TASK DETAILS -> The expected response is the full set of records, unchanged.
......
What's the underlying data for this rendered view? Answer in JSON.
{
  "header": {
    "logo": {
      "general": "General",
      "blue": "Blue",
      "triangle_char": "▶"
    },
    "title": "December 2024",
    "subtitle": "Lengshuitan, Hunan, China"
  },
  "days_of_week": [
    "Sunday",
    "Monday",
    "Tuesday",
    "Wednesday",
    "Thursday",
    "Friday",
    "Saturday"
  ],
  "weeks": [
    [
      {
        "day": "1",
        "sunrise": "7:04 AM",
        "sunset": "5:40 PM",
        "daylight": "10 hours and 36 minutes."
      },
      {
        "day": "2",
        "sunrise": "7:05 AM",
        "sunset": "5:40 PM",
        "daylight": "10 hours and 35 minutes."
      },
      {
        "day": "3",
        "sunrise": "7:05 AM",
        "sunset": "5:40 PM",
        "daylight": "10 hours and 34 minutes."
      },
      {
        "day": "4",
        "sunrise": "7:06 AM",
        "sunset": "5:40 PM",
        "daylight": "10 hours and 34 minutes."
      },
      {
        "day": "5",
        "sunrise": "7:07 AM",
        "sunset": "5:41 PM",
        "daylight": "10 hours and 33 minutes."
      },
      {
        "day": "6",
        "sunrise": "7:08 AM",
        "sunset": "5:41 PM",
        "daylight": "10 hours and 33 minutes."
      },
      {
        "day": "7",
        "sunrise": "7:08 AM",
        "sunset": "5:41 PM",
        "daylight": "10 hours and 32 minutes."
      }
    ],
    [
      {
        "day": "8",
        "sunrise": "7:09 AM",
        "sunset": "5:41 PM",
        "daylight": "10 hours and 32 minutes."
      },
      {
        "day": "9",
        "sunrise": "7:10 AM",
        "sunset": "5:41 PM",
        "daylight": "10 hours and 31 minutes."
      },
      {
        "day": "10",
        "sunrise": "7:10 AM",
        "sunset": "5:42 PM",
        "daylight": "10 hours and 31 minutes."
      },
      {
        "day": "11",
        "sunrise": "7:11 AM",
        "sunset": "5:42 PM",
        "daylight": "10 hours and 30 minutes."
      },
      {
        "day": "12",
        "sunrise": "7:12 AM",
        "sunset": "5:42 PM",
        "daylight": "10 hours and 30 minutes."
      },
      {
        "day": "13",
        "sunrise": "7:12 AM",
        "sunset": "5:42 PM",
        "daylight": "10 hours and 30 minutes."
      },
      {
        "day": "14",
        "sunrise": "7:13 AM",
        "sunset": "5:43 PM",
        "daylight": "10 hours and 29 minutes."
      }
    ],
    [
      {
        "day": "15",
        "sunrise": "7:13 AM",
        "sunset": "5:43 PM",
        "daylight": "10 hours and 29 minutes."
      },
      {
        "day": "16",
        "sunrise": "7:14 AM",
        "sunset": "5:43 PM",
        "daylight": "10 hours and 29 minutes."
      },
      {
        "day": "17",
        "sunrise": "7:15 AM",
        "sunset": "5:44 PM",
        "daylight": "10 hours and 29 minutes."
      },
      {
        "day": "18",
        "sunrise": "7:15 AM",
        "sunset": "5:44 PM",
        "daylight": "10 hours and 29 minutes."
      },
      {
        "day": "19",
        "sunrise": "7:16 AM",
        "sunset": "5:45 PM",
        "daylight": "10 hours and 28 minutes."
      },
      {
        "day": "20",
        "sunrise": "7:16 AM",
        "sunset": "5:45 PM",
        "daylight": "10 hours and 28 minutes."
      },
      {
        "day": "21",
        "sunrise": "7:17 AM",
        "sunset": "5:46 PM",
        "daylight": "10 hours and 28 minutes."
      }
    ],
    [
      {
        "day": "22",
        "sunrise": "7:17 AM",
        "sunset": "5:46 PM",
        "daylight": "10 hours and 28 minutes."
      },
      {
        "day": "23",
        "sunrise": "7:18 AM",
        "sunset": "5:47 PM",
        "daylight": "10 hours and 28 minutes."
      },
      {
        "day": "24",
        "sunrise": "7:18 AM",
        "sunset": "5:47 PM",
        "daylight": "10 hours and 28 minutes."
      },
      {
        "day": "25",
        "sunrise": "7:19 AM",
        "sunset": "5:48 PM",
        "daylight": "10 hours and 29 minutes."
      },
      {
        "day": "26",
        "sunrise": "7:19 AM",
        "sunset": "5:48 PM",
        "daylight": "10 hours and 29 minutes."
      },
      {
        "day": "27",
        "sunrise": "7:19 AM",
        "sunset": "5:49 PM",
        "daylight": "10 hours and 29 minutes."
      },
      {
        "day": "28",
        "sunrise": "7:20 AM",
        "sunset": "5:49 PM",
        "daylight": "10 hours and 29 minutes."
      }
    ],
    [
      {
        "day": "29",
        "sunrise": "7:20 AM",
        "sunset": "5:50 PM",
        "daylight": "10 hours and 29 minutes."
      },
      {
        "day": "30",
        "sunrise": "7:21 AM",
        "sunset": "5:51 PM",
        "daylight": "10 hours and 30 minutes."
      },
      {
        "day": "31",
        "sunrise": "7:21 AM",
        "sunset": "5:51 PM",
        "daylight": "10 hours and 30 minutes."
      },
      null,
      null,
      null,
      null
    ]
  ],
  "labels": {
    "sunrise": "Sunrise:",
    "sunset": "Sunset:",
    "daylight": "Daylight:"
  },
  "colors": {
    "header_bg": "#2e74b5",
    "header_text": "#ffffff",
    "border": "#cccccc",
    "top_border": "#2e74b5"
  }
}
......
ANSWER SECTION ->
What's the underlying data for this rendered view? Answer in JSON.
{
  "header": {
    "logo": {
      "general": "General",
      "blue": "Blue",
      "triangle_char": "▶"
    },
    "title": "December 2024",
    "subtitle": "Lengshuitan, Hunan, China"
  },
  "days_of_week": [
    "Sunday",
    "Monday",
    "Tuesday",
    "Wednesday",
    "Thursday",
    "Friday",
    "Saturday"
  ],
  "weeks": [
    [
      {
        "day": "1",
        "sunrise": "7:04 AM",
        "sunset": "5:40 PM",
        "daylight": "10 hours and 36 minutes."
      },
      {
        "day": "2",
        "sunrise": "7:05 AM",
        "sunset": "5:40 PM",
        "daylight": "10 hours and 35 minutes."
      },
      {
        "day": "3",
        "sunrise": "7:05 AM",
        "sunset": "5:40 PM",
        "daylight": "10 hours and 34 minutes."
      },
      {
        "day": "4",
        "sunrise": "7:06 AM",
        "sunset": "5:40 PM",
        "daylight": "10 hours and 34 minutes."
      },
      {
        "day": "5",
        "sunrise": "7:07 AM",
        "sunset": "5:41 PM",
        "daylight": "10 hours and 33 minutes."
      },
      {
        "day": "6",
        "sunrise": "7:08 AM",
        "sunset": "5:41 PM",
        "daylight": "10 hours and 33 minutes."
      },
      {
        "day": "7",
        "sunrise": "7:08 AM",
        "sunset": "5:41 PM",
        "daylight": "10 hours and 32 minutes."
      }
    ],
    [
      {
        "day": "8",
        "sunrise": "7:09 AM",
        "sunset": "5:41 PM",
        "daylight": "10 hours and 32 minutes."
      },
      {
        "day": "9",
        "sunrise": "7:10 AM",
        "sunset": "5:41 PM",
        "daylight": "10 hours and 31 minutes."
      },
      {
        "day": "10",
        "sunrise": "7:10 AM",
        "sunset": "5:42 PM",
        "daylight": "10 hours and 31 minutes."
      },
      {
        "day": "11",
        "sunrise": "7:11 AM",
        "sunset": "5:42 PM",
        "daylight": "10 hours and 30 minutes."
      },
      {
        "day": "12",
        "sunrise": "7:12 AM",
        "sunset": "5:42 PM",
        "daylight": "10 hours and 30 minutes."
      },
      {
        "day": "13",
        "sunrise": "7:12 AM",
        "sunset": "5:42 PM",
        "daylight": "10 hours and 30 minutes."
      },
      {
        "day": "14",
        "sunrise": "7:13 AM",
        "sunset": "5:43 PM",
        "daylight": "10 hours and 29 minutes."
      }
    ],
    [
      {
        "day": "15",
        "sunrise": "7:13 AM",
        "sunset": "5:43 PM",
        "daylight": "10 hours and 29 minutes."
      },
      {
        "day": "16",
        "sunrise": "7:14 AM",
        "sunset": "5:43 PM",
        "daylight": "10 hours and 29 minutes."
      },
      {
        "day": "17",
        "sunrise": "7:15 AM",
        "sunset": "5:44 PM",
        "daylight": "10 hours and 29 minutes."
      },
      {
        "day": "18",
        "sunrise": "7:15 AM",
        "sunset": "5:44 PM",
        "daylight": "10 hours and 29 minutes."
      },
      {
        "day": "19",
        "sunrise": "7:16 AM",
        "sunset": "5:45 PM",
        "daylight": "10 hours and 28 minutes."
      },
      {
        "day": "20",
        "sunrise": "7:16 AM",
        "sunset": "5:45 PM",
        "daylight": "10 hours and 28 minutes."
      },
      {
        "day": "21",
        "sunrise": "7:17 AM",
        "sunset": "5:46 PM",
        "daylight": "10 hours and 28 minutes."
      }
    ],
    [
      {
        "day": "22",
        "sunrise": "7:17 AM",
        "sunset": "5:46 PM",
        "daylight": "10 hours and 28 minutes."
      },
      {
        "day": "23",
        "sunrise": "7:18 AM",
        "sunset": "5:47 PM",
        "daylight": "10 hours and 28 minutes."
      },
      {
        "day": "24",
        "sunrise": "7:18 AM",
        "sunset": "5:47 PM",
        "daylight": "10 hours and 28 minutes."
      },
      {
        "day": "25",
        "sunrise": "7:19 AM",
        "sunset": "5:48 PM",
        "daylight": "10 hours and 29 minutes."
      },
      {
        "day": "26",
        "sunrise": "7:19 AM",
        "sunset": "5:48 PM",
        "daylight": "10 hours and 29 minutes."
      },
      {
        "day": "27",
        "sunrise": "7:19 AM",
        "sunset": "5:49 PM",
        "daylight": "10 hours and 29 minutes."
      },
      {
        "day": "28",
        "sunrise": "7:20 AM",
        "sunset": "5:49 PM",
        "daylight": "10 hours and 29 minutes."
      }
    ],
    [
      {
        "day": "29",
        "sunrise": "7:20 AM",
        "sunset": "5:50 PM",
        "daylight": "10 hours and 29 minutes."
      },
      {
        "day": "30",
        "sunrise": "7:21 AM",
        "sunset": "5:51 PM",
        "daylight": "10 hours and 30 minutes."
      },
      {
        "day": "31",
        "sunrise": "7:21 AM",
        "sunset": "5:51 PM",
        "daylight": "10 hours and 30 minutes."
      },
      null,
      null,
      null,
      null
    ]
  ],
  "labels": {
    "sunrise": "Sunrise:",
    "sunset": "Sunset:",
    "daylight": "Daylight:"
  },
  "colors": {
    "header_bg": "#2e74b5",
    "header_text": "#ffffff",
    "border": "#cccccc",
    "top_border": "#2e74b5"
  }
}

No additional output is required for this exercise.